**To do:**
Once the images are set aside, print the remaining lines below exactly.

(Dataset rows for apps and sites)
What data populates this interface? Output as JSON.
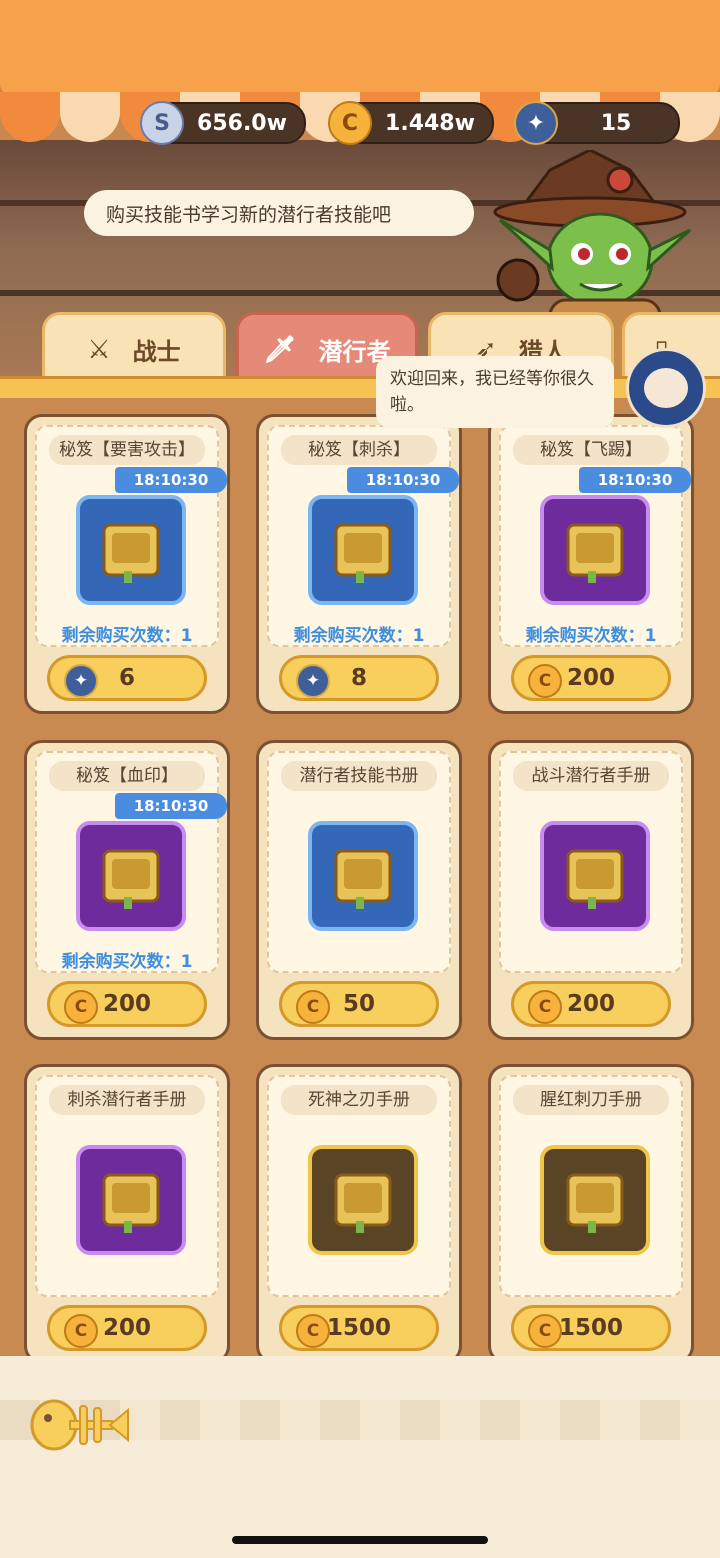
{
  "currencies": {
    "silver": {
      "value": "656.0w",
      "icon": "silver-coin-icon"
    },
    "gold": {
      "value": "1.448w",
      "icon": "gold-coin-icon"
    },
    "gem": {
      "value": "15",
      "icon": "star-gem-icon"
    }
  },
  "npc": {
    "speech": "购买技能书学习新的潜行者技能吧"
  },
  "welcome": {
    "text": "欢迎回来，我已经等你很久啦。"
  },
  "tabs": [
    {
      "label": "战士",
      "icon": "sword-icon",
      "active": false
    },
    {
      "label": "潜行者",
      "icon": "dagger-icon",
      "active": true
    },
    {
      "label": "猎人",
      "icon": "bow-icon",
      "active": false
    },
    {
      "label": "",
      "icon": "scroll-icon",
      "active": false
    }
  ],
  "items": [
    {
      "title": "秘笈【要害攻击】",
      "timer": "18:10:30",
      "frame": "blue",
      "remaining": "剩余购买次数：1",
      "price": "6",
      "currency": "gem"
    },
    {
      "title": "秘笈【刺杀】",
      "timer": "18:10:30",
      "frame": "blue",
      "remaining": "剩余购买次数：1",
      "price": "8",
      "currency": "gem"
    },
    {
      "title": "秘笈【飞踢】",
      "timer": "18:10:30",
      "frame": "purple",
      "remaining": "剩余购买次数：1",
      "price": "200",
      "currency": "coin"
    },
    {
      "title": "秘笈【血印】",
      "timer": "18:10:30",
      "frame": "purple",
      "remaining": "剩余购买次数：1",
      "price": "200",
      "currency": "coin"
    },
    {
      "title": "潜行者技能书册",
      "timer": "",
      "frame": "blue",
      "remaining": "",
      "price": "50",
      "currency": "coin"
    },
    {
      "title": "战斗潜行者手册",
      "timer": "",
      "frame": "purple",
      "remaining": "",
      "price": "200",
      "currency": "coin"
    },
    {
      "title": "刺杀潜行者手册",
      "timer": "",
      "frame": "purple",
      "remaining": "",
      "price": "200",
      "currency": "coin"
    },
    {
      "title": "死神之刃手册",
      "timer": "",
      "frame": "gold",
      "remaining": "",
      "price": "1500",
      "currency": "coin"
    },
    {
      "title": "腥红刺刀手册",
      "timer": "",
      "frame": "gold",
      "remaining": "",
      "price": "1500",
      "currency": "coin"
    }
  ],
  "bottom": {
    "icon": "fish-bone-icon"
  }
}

**Expected answer:**
What data populates this interface? Output as JSON.
{
  "currencies": {
    "silver": {
      "value": "656.0w",
      "icon": "silver-coin-icon"
    },
    "gold": {
      "value": "1.448w",
      "icon": "gold-coin-icon"
    },
    "gem": {
      "value": "15",
      "icon": "star-gem-icon"
    }
  },
  "npc": {
    "speech": "购买技能书学习新的潜行者技能吧"
  },
  "welcome": {
    "text": "欢迎回来，我已经等你很久啦。"
  },
  "tabs": [
    {
      "label": "战士",
      "icon": "sword-icon",
      "active": false
    },
    {
      "label": "潜行者",
      "icon": "dagger-icon",
      "active": true
    },
    {
      "label": "猎人",
      "icon": "bow-icon",
      "active": false
    },
    {
      "label": "",
      "icon": "scroll-icon",
      "active": false
    }
  ],
  "items": [
    {
      "title": "秘笈【要害攻击】",
      "timer": "18:10:30",
      "frame": "blue",
      "remaining": "剩余购买次数：1",
      "price": "6",
      "currency": "gem"
    },
    {
      "title": "秘笈【刺杀】",
      "timer": "18:10:30",
      "frame": "blue",
      "remaining": "剩余购买次数：1",
      "price": "8",
      "currency": "gem"
    },
    {
      "title": "秘笈【飞踢】",
      "timer": "18:10:30",
      "frame": "purple",
      "remaining": "剩余购买次数：1",
      "price": "200",
      "currency": "coin"
    },
    {
      "title": "秘笈【血印】",
      "timer": "18:10:30",
      "frame": "purple",
      "remaining": "剩余购买次数：1",
      "price": "200",
      "currency": "coin"
    },
    {
      "title": "潜行者技能书册",
      "timer": "",
      "frame": "blue",
      "remaining": "",
      "price": "50",
      "currency": "coin"
    },
    {
      "title": "战斗潜行者手册",
      "timer": "",
      "frame": "purple",
      "remaining": "",
      "price": "200",
      "currency": "coin"
    },
    {
      "title": "刺杀潜行者手册",
      "timer": "",
      "frame": "purple",
      "remaining": "",
      "price": "200",
      "currency": "coin"
    },
    {
      "title": "死神之刃手册",
      "timer": "",
      "frame": "gold",
      "remaining": "",
      "price": "1500",
      "currency": "coin"
    },
    {
      "title": "腥红刺刀手册",
      "timer": "",
      "frame": "gold",
      "remaining": "",
      "price": "1500",
      "currency": "coin"
    }
  ],
  "bottom": {
    "icon": "fish-bone-icon"
  }
}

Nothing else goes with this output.